Shelton was deeply saddened about three weeks before graduating from nursing school in 1924, when Naval doctors confirmed that Roberto had contracted Hansen’s disease (leprosy).  The United States Naval government had a policy in place from 1912-1924 that all patients with leprosy be sent to a leper colony in Culion, Philippines.  Roberto continued to work as a nurse assisting her fellow sufferers in Culion until her death there.

Shelton continued working diligently as a nurse under other Chief Native Nurses such as Dolores Lujan, Rita Pangelinan Garrido Blaz, Maria Duenas Sablan and Consuelo Terlaje Pellacani. Shelton herself  became the Chief Native Nurse in 1934, through the Japanese occupation during World War II, and then again after the war, up until 1948.  By then, the Naval Hospital had been destroyed.

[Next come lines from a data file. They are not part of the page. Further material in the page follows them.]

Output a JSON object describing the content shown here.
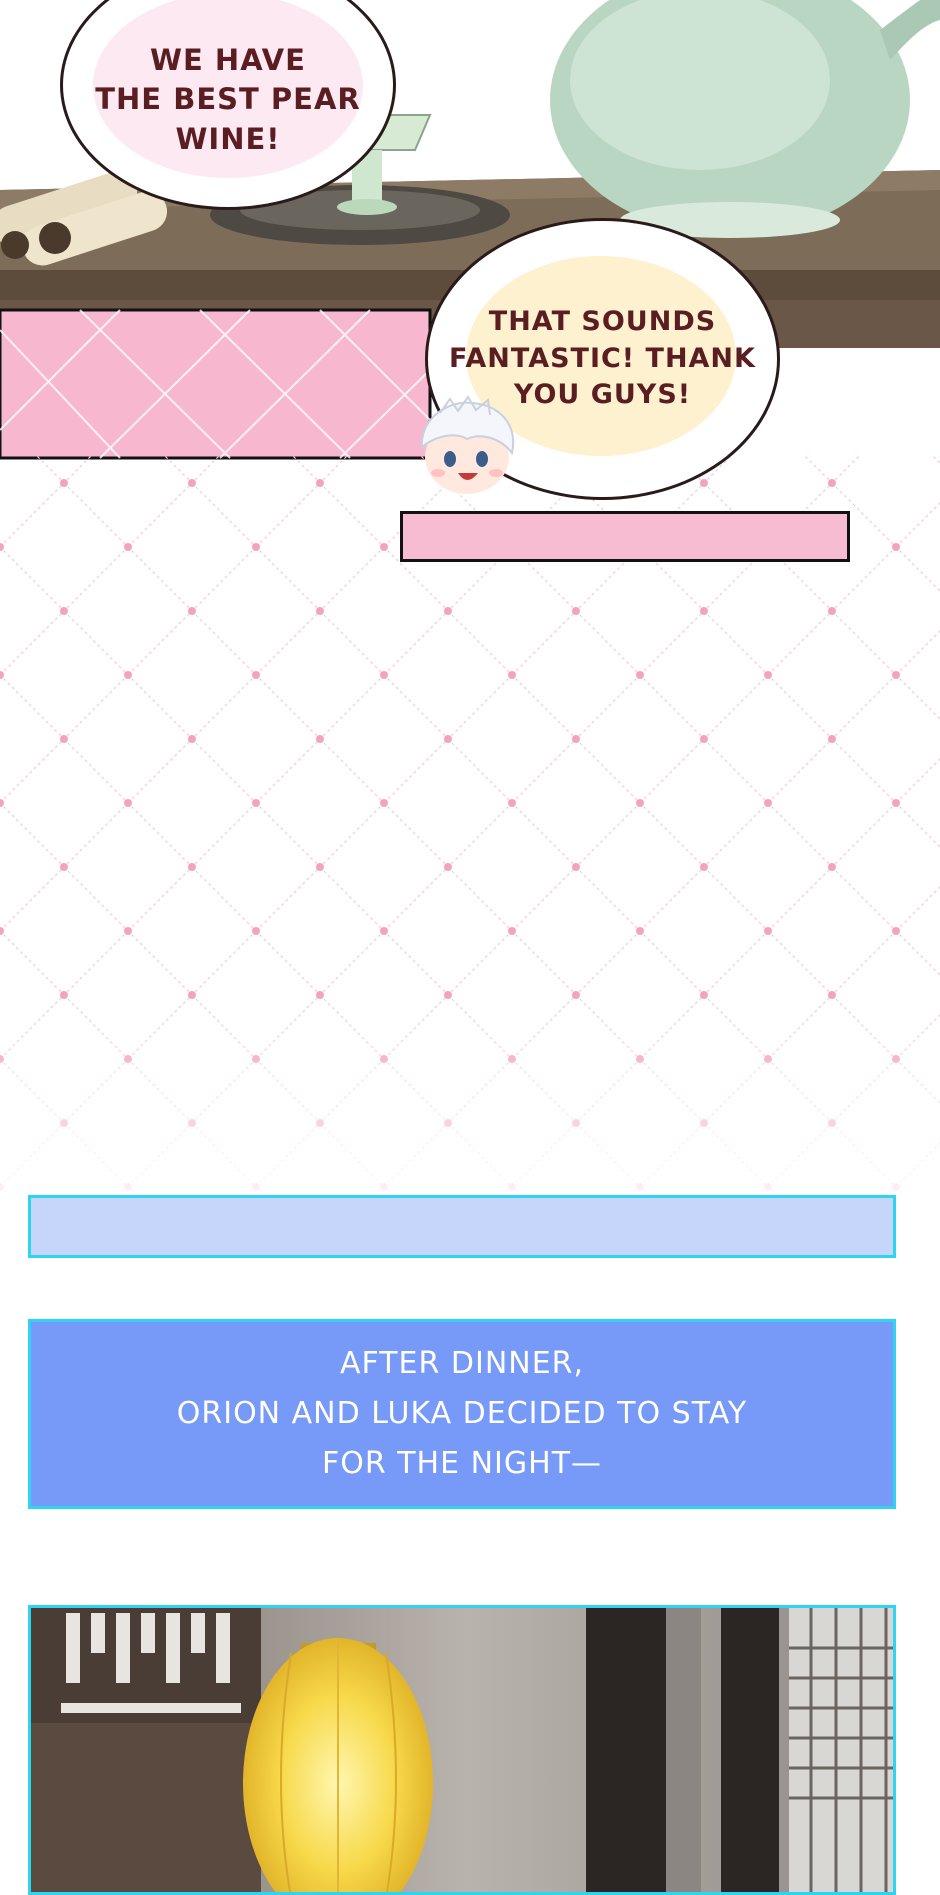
{
  "bubbles": {
    "pear_wine": "WE HAVE\nTHE BEST PEAR\nWINE!",
    "thank_you": "THAT SOUNDS\nFANTASTIC! THANK\nYOU GUYS!"
  },
  "narration": {
    "text": "AFTER DINNER,\nORION AND LUKA DECIDED TO STAY\nFOR THE NIGHT—"
  },
  "colors": {
    "pink_strip": "#f7b8cf",
    "blue_caption": "#7799f7",
    "light_blue_caption": "#c6d6fb",
    "caption_border": "#2fd4f2",
    "pattern_dot": "#f2a3bd"
  }
}
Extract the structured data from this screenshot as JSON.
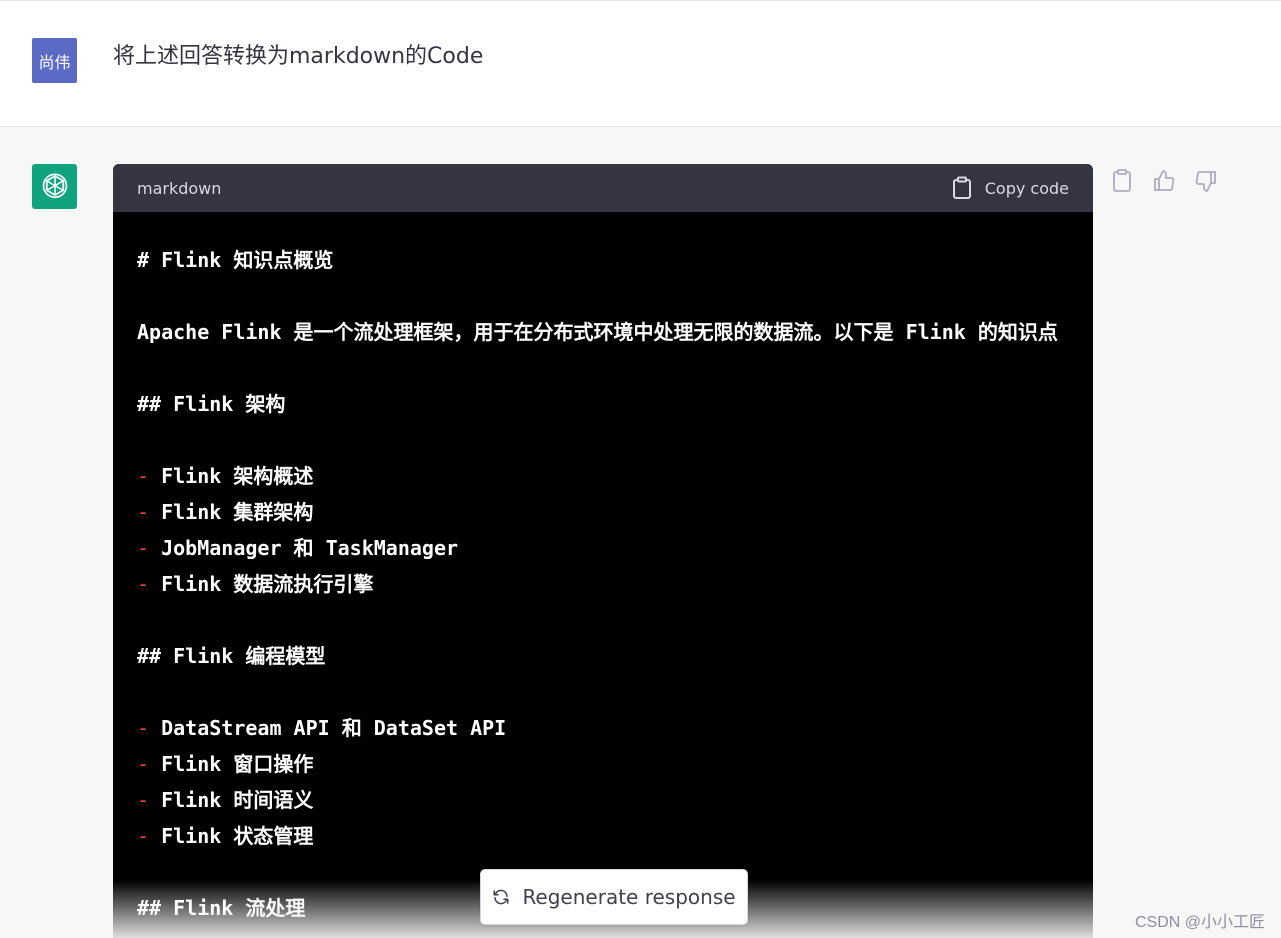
{
  "user": {
    "avatar_text": "尚伟",
    "message": "将上述回答转换为markdown的Code"
  },
  "assistant": {
    "avatar_icon": "openai-logo-icon",
    "code_language": "markdown",
    "copy_label": "Copy code",
    "code_lines": [
      {
        "t": "# Flink 知识点概览"
      },
      {
        "t": ""
      },
      {
        "t": "Apache Flink 是一个流处理框架，用于在分布式环境中处理无限的数据流。以下是 Flink 的知识点"
      },
      {
        "t": ""
      },
      {
        "t": "## Flink 架构"
      },
      {
        "t": ""
      },
      {
        "dash": "-",
        "t": " Flink 架构概述"
      },
      {
        "dash": "-",
        "t": " Flink 集群架构"
      },
      {
        "dash": "-",
        "t": " JobManager 和 TaskManager"
      },
      {
        "dash": "-",
        "t": " Flink 数据流执行引擎"
      },
      {
        "t": ""
      },
      {
        "t": "## Flink 编程模型"
      },
      {
        "t": ""
      },
      {
        "dash": "-",
        "t": " DataStream API 和 DataSet API"
      },
      {
        "dash": "-",
        "t": " Flink 窗口操作"
      },
      {
        "dash": "-",
        "t": " Flink 时间语义"
      },
      {
        "dash": "-",
        "t": " Flink 状态管理"
      },
      {
        "t": ""
      },
      {
        "t": "## Flink 流处理"
      }
    ]
  },
  "actions": {
    "copy_icon": "clipboard-icon",
    "like_icon": "thumbs-up-icon",
    "dislike_icon": "thumbs-down-icon"
  },
  "regenerate": {
    "label": "Regenerate response",
    "icon": "refresh-icon"
  },
  "watermark": "CSDN @小小工匠",
  "colors": {
    "user_avatar": "#5b6ac4",
    "bot_avatar": "#10a37f",
    "code_header": "#343541",
    "code_bg": "#000000",
    "list_dash": "#ef4444"
  }
}
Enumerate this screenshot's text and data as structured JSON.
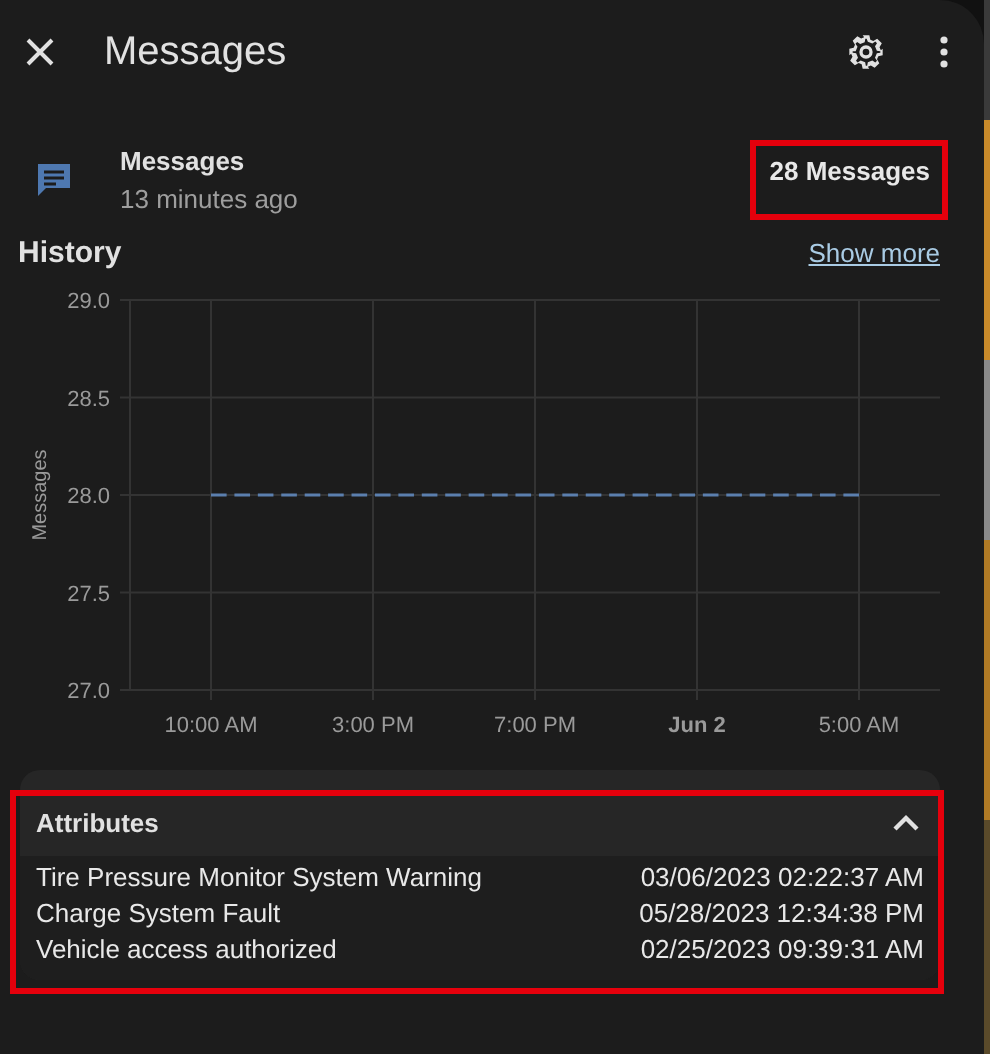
{
  "dialog": {
    "title": "Messages"
  },
  "entity": {
    "name": "Messages",
    "last_changed": "13 minutes ago",
    "state": "28 Messages",
    "highlighted": true
  },
  "history": {
    "title": "History",
    "link": "Show more",
    "chart_data": {
      "type": "line",
      "ylabel": "Messages",
      "categories": [
        "10:00 AM",
        "3:00 PM",
        "7:00 PM",
        "Jun 2",
        "5:00 AM"
      ],
      "ylim": [
        27,
        29
      ],
      "grid": true,
      "yticks": [
        {
          "value": 27,
          "label": "27.0"
        },
        {
          "value": 27.5,
          "label": "27.5"
        },
        {
          "value": 28,
          "label": "28.0"
        },
        {
          "value": 28.5,
          "label": "28.5"
        },
        {
          "value": 29,
          "label": "29.0"
        }
      ],
      "series": [
        {
          "color": "#5b7fae",
          "line_style": "dashed",
          "values": [
            28,
            28,
            28,
            28,
            28
          ]
        }
      ]
    }
  },
  "attributes": {
    "title": "Attributes",
    "expanded": true,
    "highlighted": true,
    "rows": [
      {
        "name": "Tire Pressure Monitor System Warning",
        "value": "03/06/2023 02:22:37 AM"
      },
      {
        "name": "Charge System Fault",
        "value": "05/28/2023 12:34:38 PM"
      },
      {
        "name": "Vehicle access authorized",
        "value": "02/25/2023 09:39:31 AM"
      }
    ]
  }
}
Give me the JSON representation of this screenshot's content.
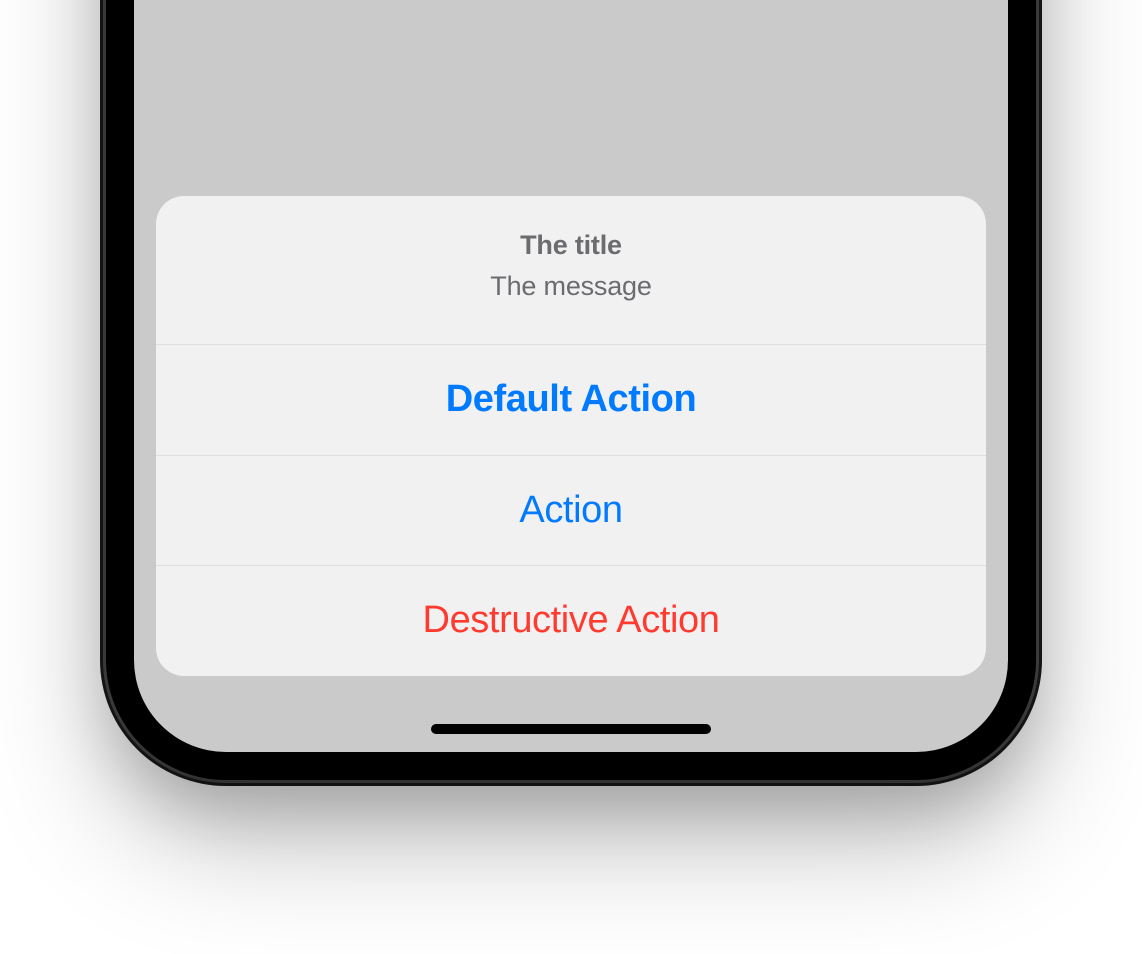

As Chief Native Nurse, Shelton is remembered as a strict woman with a “kuatta,” or belt, for use when nurses got out of line.  In her capacity, though, she also encouraged other young women to take up nursing as a professional career.

During World War II the Japanese had put Shelton in charge of a whole store of medical provisions and supplies so she could take care of the wounded and the sick if needed.  According to historian Antonio Palomo, the local nurses were real heroines of the war.  When the Japanese Occupation began, the nurses were ordered to continue working at the hospital in Hagatna.  A rule was put in place that Japanese personnel receive medical care first before any local people.  Because of this rule, sometimes the nurses would take medicine from the hospital to care for the locals in need of help.  As Guam historian Anne Hattori has asserted, considerable evidence exists of native nurses administering medical care throughout the Japanese occupation.  Indeed, the Chamorro nurses that were left behind to work with the Japanese showed that they had – and were respected for – their care-giving skills and knowledge.

Around June 1945 the US Naval Hospital School for Native Nurses was re-established. The following year it was renamed the US Naval Hospital School of Nursing, and later the Guam Memorial Hospital School for Nursing.  The last class graduated in 1950 when the school closed after the signing of the Organic Act of 1950.

Eventually, Shelton took leave and traveled to the US continent where she met and soon married Austin James Shelton on 18 November 1947.  They had one child, Austin James Shelton II, nicknamed “Sonny,” who eventually was elected senator in the 19th Guam Legislature.  The Sheltons operated a family business together, called Shelton Music Company, which provided musical supplies and instruments for the island community for many years.

Amanda Guzman Shelton, as one of the Chamorro Chief Native Nurses, helped pioneer the nursing profession among Chamorro women.  Her compassion and desire to help the sick and the suffering became an example for other Chamorro women to become nurses.  Historically, Shelton’s experience at the nurse-training program highlights the shift of Chamorro women into careers outside of the domestic sphere and the impact of US naval health policies on the Chamorro people in the 20th century.

By Anthony C. Blaz

For further reading

DeLisle, Christine Taitano. “Navy Wives/Native Lives: The Cultural and Historical Relations between American Naval Wives and Chamorro Women in Guam, 1898-1945.” PhD diss., University of Michigan, 2008.

Hattori, Anne Perez. Colonial Dis-ease: U.S. Navy Health Policies and the Chamorros of Guam, 1898-1941. Pacific Islands Monograph Series 19. Honolulu: University of Hawai`i Press, 2004.

I Manfåyi: Who’s Who in Chamorro History. Vol. 1. The Hale’-ta Series. Hagåtña: Political Status Education and Coordinating Commission, 1995.